(Interface dataset entries)

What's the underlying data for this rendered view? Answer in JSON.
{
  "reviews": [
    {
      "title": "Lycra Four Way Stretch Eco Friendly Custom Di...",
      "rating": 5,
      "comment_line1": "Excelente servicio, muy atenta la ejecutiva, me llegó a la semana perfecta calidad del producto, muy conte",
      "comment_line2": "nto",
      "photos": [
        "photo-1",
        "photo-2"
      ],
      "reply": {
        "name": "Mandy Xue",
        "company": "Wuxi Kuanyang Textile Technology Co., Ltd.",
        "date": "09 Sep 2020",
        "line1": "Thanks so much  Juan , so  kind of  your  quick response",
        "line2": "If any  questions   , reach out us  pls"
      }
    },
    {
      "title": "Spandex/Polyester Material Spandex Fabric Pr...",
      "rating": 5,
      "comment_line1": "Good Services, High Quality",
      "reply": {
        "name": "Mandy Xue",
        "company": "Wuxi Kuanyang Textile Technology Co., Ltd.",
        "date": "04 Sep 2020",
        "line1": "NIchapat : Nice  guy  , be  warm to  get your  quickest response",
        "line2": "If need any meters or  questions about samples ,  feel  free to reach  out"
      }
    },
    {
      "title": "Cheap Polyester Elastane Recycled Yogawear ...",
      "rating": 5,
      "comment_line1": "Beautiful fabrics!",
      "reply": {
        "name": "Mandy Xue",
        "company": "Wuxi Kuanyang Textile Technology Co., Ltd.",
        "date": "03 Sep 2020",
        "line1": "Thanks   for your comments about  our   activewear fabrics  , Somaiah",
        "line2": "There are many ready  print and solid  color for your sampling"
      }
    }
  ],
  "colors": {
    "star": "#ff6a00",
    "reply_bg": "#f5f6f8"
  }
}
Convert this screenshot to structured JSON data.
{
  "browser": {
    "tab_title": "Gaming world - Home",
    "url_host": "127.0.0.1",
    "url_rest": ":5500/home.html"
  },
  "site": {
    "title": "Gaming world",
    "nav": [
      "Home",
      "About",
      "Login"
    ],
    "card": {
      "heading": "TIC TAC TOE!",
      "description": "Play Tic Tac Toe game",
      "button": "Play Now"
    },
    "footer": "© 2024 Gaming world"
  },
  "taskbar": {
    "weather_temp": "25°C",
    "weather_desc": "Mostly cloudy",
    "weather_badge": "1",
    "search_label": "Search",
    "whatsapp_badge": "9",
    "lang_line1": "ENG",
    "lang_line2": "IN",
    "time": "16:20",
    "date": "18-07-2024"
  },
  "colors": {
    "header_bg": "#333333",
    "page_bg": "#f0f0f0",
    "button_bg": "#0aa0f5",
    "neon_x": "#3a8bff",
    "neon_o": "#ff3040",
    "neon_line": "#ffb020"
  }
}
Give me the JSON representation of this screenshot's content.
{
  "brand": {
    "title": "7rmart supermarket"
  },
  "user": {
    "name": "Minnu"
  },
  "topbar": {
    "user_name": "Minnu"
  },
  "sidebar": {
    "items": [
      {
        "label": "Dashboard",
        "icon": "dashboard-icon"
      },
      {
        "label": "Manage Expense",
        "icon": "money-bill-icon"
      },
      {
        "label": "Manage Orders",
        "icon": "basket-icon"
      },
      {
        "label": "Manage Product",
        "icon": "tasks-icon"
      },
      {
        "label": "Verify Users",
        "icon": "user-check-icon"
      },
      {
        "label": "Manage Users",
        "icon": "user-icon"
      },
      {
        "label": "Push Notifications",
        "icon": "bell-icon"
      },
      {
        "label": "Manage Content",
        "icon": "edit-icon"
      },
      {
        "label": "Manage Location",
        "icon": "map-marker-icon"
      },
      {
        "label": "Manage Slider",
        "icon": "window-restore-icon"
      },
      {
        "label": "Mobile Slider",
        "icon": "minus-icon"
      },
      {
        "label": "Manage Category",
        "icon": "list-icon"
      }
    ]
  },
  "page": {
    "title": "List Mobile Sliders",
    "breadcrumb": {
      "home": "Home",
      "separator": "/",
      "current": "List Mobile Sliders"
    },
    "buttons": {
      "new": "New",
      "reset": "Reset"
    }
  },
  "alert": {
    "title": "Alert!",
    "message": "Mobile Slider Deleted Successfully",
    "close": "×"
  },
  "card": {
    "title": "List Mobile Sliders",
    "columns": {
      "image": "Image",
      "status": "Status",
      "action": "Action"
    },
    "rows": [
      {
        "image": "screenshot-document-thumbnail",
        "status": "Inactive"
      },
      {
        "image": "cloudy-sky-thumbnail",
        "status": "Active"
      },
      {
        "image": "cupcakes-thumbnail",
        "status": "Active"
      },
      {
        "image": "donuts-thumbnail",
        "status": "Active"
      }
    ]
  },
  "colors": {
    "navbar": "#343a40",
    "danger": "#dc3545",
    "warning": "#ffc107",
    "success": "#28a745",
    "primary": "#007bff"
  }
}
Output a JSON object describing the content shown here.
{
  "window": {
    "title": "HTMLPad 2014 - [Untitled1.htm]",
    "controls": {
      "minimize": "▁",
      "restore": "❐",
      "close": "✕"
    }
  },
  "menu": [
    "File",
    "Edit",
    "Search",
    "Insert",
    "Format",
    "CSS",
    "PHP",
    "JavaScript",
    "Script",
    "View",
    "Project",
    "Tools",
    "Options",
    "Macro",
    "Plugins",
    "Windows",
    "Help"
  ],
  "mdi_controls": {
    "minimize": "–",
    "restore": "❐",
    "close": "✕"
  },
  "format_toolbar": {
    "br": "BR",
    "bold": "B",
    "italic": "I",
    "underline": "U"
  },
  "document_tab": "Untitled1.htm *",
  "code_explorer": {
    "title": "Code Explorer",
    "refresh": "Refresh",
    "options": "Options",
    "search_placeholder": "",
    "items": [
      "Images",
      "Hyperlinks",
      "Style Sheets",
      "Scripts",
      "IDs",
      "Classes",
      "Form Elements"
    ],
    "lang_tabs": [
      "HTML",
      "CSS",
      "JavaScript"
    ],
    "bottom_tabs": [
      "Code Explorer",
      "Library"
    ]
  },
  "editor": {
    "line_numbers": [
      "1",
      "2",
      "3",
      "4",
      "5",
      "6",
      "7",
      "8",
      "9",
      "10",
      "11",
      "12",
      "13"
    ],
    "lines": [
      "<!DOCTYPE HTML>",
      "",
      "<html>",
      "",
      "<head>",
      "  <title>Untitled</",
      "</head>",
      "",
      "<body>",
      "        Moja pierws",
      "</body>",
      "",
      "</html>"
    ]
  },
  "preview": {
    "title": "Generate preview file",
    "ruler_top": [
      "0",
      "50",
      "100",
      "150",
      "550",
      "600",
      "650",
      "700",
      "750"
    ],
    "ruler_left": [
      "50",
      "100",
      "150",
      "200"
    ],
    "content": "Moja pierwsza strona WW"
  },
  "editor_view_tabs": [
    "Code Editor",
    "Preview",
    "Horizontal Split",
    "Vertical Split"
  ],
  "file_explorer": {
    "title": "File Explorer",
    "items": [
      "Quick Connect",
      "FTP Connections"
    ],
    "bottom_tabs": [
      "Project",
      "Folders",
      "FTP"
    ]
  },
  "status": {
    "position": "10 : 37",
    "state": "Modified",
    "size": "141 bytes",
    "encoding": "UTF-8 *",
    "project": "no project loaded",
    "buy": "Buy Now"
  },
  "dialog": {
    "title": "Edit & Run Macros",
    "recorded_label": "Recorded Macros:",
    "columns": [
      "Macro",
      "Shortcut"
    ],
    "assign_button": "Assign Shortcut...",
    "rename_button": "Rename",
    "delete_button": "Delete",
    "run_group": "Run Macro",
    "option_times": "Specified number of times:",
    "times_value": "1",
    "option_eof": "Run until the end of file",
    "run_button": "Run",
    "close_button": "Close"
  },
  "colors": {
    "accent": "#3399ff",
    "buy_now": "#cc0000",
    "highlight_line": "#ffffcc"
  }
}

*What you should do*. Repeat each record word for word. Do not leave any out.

*Response for this exercise*.
What's the underlying data for this rendered view? Answer in JSON.
{
  "reviews": [
    {
      "title": "Lycra Four Way Stretch Eco Friendly Custom Di...",
      "rating": 5,
      "comment_line1": "Excelente servicio, muy atenta la ejecutiva, me llegó a la semana perfecta calidad del producto, muy conte",
      "comment_line2": "nto",
      "photos": [
        "photo-1",
        "photo-2"
      ],
      "reply": {
        "name": "Mandy Xue",
        "company": "Wuxi Kuanyang Textile Technology Co., Ltd.",
        "date": "09 Sep 2020",
        "line1": "Thanks so much  Juan , so  kind of  your  quick response",
        "line2": "If any  questions   , reach out us  pls"
      }
    },
    {
      "title": "Spandex/Polyester Material Spandex Fabric Pr...",
      "rating": 5,
      "comment_line1": "Good Services, High Quality",
      "reply": {
        "name": "Mandy Xue",
        "company": "Wuxi Kuanyang Textile Technology Co., Ltd.",
        "date": "04 Sep 2020",
        "line1": "NIchapat : Nice  guy  , be  warm to  get your  quickest response",
        "line2": "If need any meters or  questions about samples ,  feel  free to reach  out"
      }
    },
    {
      "title": "Cheap Polyester Elastane Recycled Yogawear ...",
      "rating": 5,
      "comment_line1": "Beautiful fabrics!",
      "reply": {
        "name": "Mandy Xue",
        "company": "Wuxi Kuanyang Textile Technology Co., Ltd.",
        "date": "03 Sep 2020",
        "line1": "Thanks   for your comments about  our   activewear fabrics  , Somaiah",
        "line2": "There are many ready  print and solid  color for your sampling"
      }
    }
  ],
  "colors": {
    "star": "#ff6a00",
    "reply_bg": "#f5f6f8"
  }
}
Convert this screenshot to structured JSON data.
{
  "browser": {
    "tab_title": "Gaming world - Home",
    "url_host": "127.0.0.1",
    "url_rest": ":5500/home.html"
  },
  "site": {
    "title": "Gaming world",
    "nav": [
      "Home",
      "About",
      "Login"
    ],
    "card": {
      "heading": "TIC TAC TOE!",
      "description": "Play Tic Tac Toe game",
      "button": "Play Now"
    },
    "footer": "© 2024 Gaming world"
  },
  "taskbar": {
    "weather_temp": "25°C",
    "weather_desc": "Mostly cloudy",
    "weather_badge": "1",
    "search_label": "Search",
    "whatsapp_badge": "9",
    "lang_line1": "ENG",
    "lang_line2": "IN",
    "time": "16:20",
    "date": "18-07-2024"
  },
  "colors": {
    "header_bg": "#333333",
    "page_bg": "#f0f0f0",
    "button_bg": "#0aa0f5",
    "neon_x": "#3a8bff",
    "neon_o": "#ff3040",
    "neon_line": "#ffb020"
  }
}
Give me the JSON representation of this screenshot's content.
{
  "brand": {
    "title": "7rmart supermarket"
  },
  "user": {
    "name": "Minnu"
  },
  "topbar": {
    "user_name": "Minnu"
  },
  "sidebar": {
    "items": [
      {
        "label": "Dashboard",
        "icon": "dashboard-icon"
      },
      {
        "label": "Manage Expense",
        "icon": "money-bill-icon"
      },
      {
        "label": "Manage Orders",
        "icon": "basket-icon"
      },
      {
        "label": "Manage Product",
        "icon": "tasks-icon"
      },
      {
        "label": "Verify Users",
        "icon": "user-check-icon"
      },
      {
        "label": "Manage Users",
        "icon": "user-icon"
      },
      {
        "label": "Push Notifications",
        "icon": "bell-icon"
      },
      {
        "label": "Manage Content",
        "icon": "edit-icon"
      },
      {
        "label": "Manage Location",
        "icon": "map-marker-icon"
      },
      {
        "label": "Manage Slider",
        "icon": "window-restore-icon"
      },
      {
        "label": "Mobile Slider",
        "icon": "minus-icon"
      },
      {
        "label": "Manage Category",
        "icon": "list-icon"
      }
    ]
  },
  "page": {
    "title": "List Mobile Sliders",
    "breadcrumb": {
      "home": "Home",
      "separator": "/",
      "current": "List Mobile Sliders"
    },
    "buttons": {
      "new": "New",
      "reset": "Reset"
    }
  },
  "alert": {
    "title": "Alert!",
    "message": "Mobile Slider Deleted Successfully",
    "close": "×"
  },
  "card": {
    "title": "List Mobile Sliders",
    "columns": {
      "image": "Image",
      "status": "Status",
      "action": "Action"
    },
    "rows": [
      {
        "image": "screenshot-document-thumbnail",
        "status": "Inactive"
      },
      {
        "image": "cloudy-sky-thumbnail",
        "status": "Active"
      },
      {
        "image": "cupcakes-thumbnail",
        "status": "Active"
      },
      {
        "image": "donuts-thumbnail",
        "status": "Active"
      }
    ]
  },
  "colors": {
    "navbar": "#343a40",
    "danger": "#dc3545",
    "warning": "#ffc107",
    "success": "#28a745",
    "primary": "#007bff"
  }
}
Output a JSON object describing the content shown here.
{
  "window": {
    "title": "HTMLPad 2014 - [Untitled1.htm]",
    "controls": {
      "minimize": "▁",
      "restore": "❐",
      "close": "✕"
    }
  },
  "menu": [
    "File",
    "Edit",
    "Search",
    "Insert",
    "Format",
    "CSS",
    "PHP",
    "JavaScript",
    "Script",
    "View",
    "Project",
    "Tools",
    "Options",
    "Macro",
    "Plugins",
    "Windows",
    "Help"
  ],
  "mdi_controls": {
    "minimize": "–",
    "restore": "❐",
    "close": "✕"
  },
  "format_toolbar": {
    "br": "BR",
    "bold": "B",
    "italic": "I",
    "underline": "U"
  },
  "document_tab": "Untitled1.htm *",
  "code_explorer": {
    "title": "Code Explorer",
    "refresh": "Refresh",
    "options": "Options",
    "search_placeholder": "",
    "items": [
      "Images",
      "Hyperlinks",
      "Style Sheets",
      "Scripts",
      "IDs",
      "Classes",
      "Form Elements"
    ],
    "lang_tabs": [
      "HTML",
      "CSS",
      "JavaScript"
    ],
    "bottom_tabs": [
      "Code Explorer",
      "Library"
    ]
  },
  "editor": {
    "line_numbers": [
      "1",
      "2",
      "3",
      "4",
      "5",
      "6",
      "7",
      "8",
      "9",
      "10",
      "11",
      "12",
      "13"
    ],
    "lines": [
      "<!DOCTYPE HTML>",
      "",
      "<html>",
      "",
      "<head>",
      "  <title>Untitled</",
      "</head>",
      "",
      "<body>",
      "        Moja pierws",
      "</body>",
      "",
      "</html>"
    ]
  },
  "preview": {
    "title": "Generate preview file",
    "ruler_top": [
      "0",
      "50",
      "100",
      "150",
      "550",
      "600",
      "650",
      "700",
      "750"
    ],
    "ruler_left": [
      "50",
      "100",
      "150",
      "200"
    ],
    "content": "Moja pierwsza strona WW"
  },
  "editor_view_tabs": [
    "Code Editor",
    "Preview",
    "Horizontal Split",
    "Vertical Split"
  ],
  "file_explorer": {
    "title": "File Explorer",
    "items": [
      "Quick Connect",
      "FTP Connections"
    ],
    "bottom_tabs": [
      "Project",
      "Folders",
      "FTP"
    ]
  },
  "status": {
    "position": "10 : 37",
    "state": "Modified",
    "size": "141 bytes",
    "encoding": "UTF-8 *",
    "project": "no project loaded",
    "buy": "Buy Now"
  },
  "dialog": {
    "title": "Edit & Run Macros",
    "recorded_label": "Recorded Macros:",
    "columns": [
      "Macro",
      "Shortcut"
    ],
    "assign_button": "Assign Shortcut...",
    "rename_button": "Rename",
    "delete_button": "Delete",
    "run_group": "Run Macro",
    "option_times": "Specified number of times:",
    "times_value": "1",
    "option_eof": "Run until the end of file",
    "run_button": "Run",
    "close_button": "Close"
  },
  "colors": {
    "accent": "#3399ff",
    "buy_now": "#cc0000",
    "highlight_line": "#ffffcc"
  }
}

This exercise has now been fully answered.